Sister Irma Mae Boonie, a longtime teacher who went on to pioneer pastoral ministry in a hospital emergency room, died Thursday. The Sister of Divine Providence was 95.
"She was a true woman of Providence, responding to the unmet needs she perceived," said Sister Maria Fest, provincial councillor of the Sisters of Divine Providence in McCandless.
Born to immigrants from Hungary in Huntingdon County, Sister Irma Mae entered the Sisters of Divine Providence in 1936, taking the name Sister Teresine until after the changes of Vatican II. She held a bachelor's degree in education from Duquesne University and a master's degree from the University of Detroit, and taught at schools in Pennsylvania, Ohio and Michigan. Her local assignments included St. Anne in Castle Shannon, St. Ambrose in Spring Hill, Providence Heights Alpha School in McCandless and St. Bonaventure in Shaler. She was also principal at St. Bonaventure and at St. Mary Assumption in Hampton.
After 47 years of teaching she was ready, not for retirement, but for a different kind of ministry, Sister Maria said. She began volunteering as a pastoral minister at Assumption parish in Bellevue, taking communion to shut-ins and other lay ministerial tasks. She was then invited to continue such work at Divine Providence Hospital, which her community then operated on the North Side, with a focus on following up with emergency room patients.

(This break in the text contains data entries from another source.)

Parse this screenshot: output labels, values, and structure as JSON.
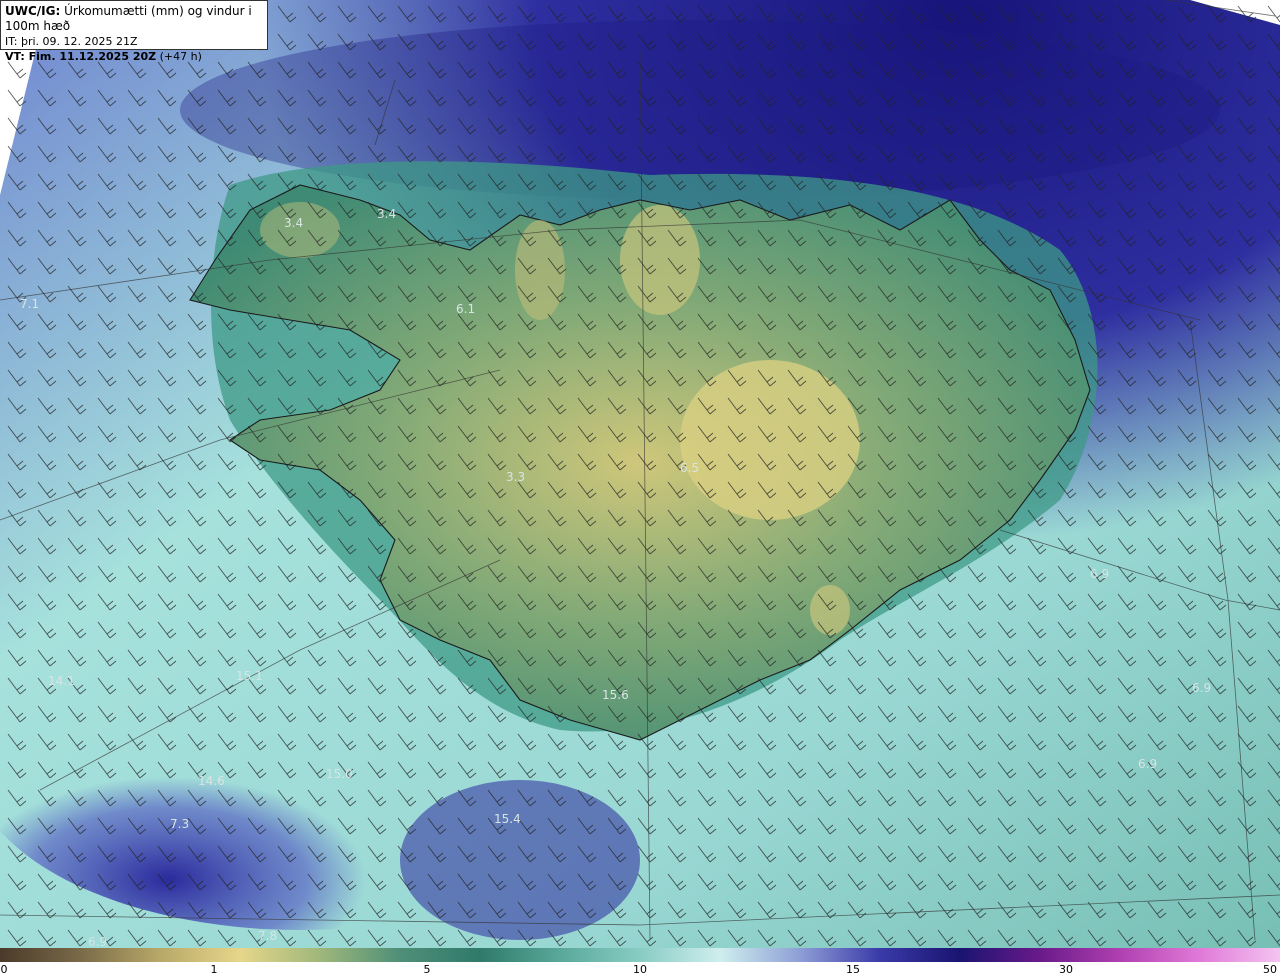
{
  "header": {
    "title_prefix": "UWC/IG:",
    "title_text": "Úrkomumætti (mm) og vindur i 100m hæð",
    "it_line": "IT: þri. 09. 12. 2025 21Z",
    "vt_prefix": "VT: Fim. 11.12.2025 20Z",
    "vt_suffix": "(+47 h)"
  },
  "map_values": [
    "3.4",
    "3.4",
    "7.1",
    "6.1",
    "3.3",
    "6.5",
    "6.9",
    "14.1",
    "15.1",
    "14.6",
    "15.0",
    "7.3",
    "15.4",
    "15.6",
    "6.9",
    "6.9",
    "6.9",
    "7.8"
  ],
  "colorbar": {
    "ticks": [
      "0",
      "1",
      "5",
      "10",
      "15",
      "30",
      "50"
    ],
    "colors": [
      "#4a3a2a",
      "#7a6a48",
      "#b8a868",
      "#e6d68a",
      "#9fb77a",
      "#4f8f78",
      "#2f7a6a",
      "#5aa89a",
      "#88ccc4",
      "#cfeeee",
      "#8e9ed6",
      "#3a3aa8",
      "#1a1470",
      "#6a1a8a",
      "#b040b0",
      "#e07ad8",
      "#f4c4f0"
    ]
  }
}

After two years she was honored for making 10,000 calls to see how emergency room patients were faring after they went home. She joined the hospital auxiliary because, she once told her community's newsletter, "They measure their worth by how much they do in the hospital, rather than by what they earn."
Two days a week she spent five hours making calls. On her other days she would visit patients, Sister Maria said.
At the same time she was deeply engaged in a life of prayer, both through praying for others and seeking a deeper spiritual experience with the help of a spiritual director, Sister Maria said. Sister Irma Mae, who didn't drive, took two buses to visit her spiritual director at St. Paul Seminary in East Carnegie. She was active with the House of Prayer, a chapel and residence that the Sisters of Divine Providence sponsored in Saxonburg, where people could gather for prayer.
"She was fascinated with spiritual renewal, and always wanting to go deeper into her relationship with God," Sister Maria said.
"I'm always happy when people can achieve their desire in the years after their main work is over. Here was a woman who said, 'I've been a good teacher, but there are other things I really want to pursue.' It's like having a spiritual bucket list."
She retired from pastoral ministry in 1999, but remained fully engaged in prayer ministry through letters and phone calls until failing health intervened several years ago.
She often wore pearls as a symbol of her relationship with God, which she saw as a rough grain of sand being slowly transformed into a jewel. "She imagined herself as God's pearl for God's people. And perhaps she knew God refined his beautiful pearl through her experience of aging, sickness and diminishment," Sister Maria said.
Viewing is today from 2 to 4 and 7 to 9 p.m. and Monday from noon to 3:30 p.m. in the Providence Heights Community Room, McCandless, where the funeral Mass will be held Monday at 4 p.m.
Ann Rodgers: email@example.com or 412-263-1416.